◆ What is needed
The word "JSON" occurs in some lines of the data. Return each such line.

◆ Data for the task

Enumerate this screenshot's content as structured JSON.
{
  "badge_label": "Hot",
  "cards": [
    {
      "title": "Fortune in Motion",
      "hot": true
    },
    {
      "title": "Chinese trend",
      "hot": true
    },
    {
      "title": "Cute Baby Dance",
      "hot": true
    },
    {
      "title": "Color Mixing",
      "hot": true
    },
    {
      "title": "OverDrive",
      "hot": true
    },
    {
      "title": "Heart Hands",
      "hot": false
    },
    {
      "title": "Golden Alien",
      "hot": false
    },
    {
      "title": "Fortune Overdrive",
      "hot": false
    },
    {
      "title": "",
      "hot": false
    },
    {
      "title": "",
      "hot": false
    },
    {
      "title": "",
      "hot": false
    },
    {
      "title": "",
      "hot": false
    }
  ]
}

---

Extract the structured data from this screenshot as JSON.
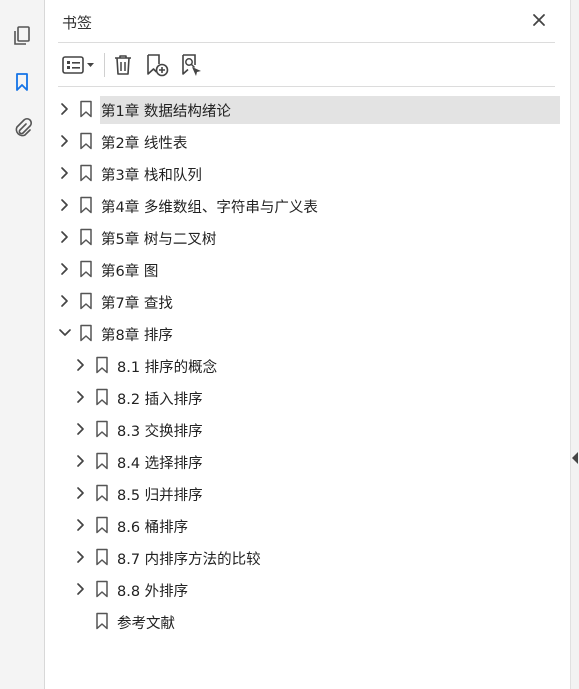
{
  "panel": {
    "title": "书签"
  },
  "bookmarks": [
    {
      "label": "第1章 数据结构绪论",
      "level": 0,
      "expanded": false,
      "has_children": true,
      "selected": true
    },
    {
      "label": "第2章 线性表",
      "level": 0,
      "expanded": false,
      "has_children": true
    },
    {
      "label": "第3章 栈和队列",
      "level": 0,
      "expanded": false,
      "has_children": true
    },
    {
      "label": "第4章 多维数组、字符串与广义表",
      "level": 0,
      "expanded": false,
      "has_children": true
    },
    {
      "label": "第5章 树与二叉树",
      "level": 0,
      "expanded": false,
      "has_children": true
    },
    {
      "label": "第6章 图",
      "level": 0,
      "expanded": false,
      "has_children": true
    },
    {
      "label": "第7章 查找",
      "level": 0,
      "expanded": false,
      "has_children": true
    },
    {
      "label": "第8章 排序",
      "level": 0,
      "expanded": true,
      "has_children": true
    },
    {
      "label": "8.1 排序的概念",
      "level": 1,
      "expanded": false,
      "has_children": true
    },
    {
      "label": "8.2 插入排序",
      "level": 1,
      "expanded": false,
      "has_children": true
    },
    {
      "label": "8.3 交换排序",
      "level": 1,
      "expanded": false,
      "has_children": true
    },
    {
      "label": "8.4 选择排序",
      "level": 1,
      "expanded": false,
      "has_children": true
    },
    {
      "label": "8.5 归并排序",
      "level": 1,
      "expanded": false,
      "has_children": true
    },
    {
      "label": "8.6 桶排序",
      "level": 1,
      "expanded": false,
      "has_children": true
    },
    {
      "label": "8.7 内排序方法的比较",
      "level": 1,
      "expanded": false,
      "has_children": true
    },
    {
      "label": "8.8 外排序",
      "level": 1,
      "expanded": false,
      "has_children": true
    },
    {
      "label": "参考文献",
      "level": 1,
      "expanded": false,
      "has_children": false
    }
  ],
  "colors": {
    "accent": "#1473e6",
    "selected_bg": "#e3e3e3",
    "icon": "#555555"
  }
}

◆ Problem solution
Enumerate this screenshot's content as structured JSON.
Extract the structured data from this screenshot as JSON.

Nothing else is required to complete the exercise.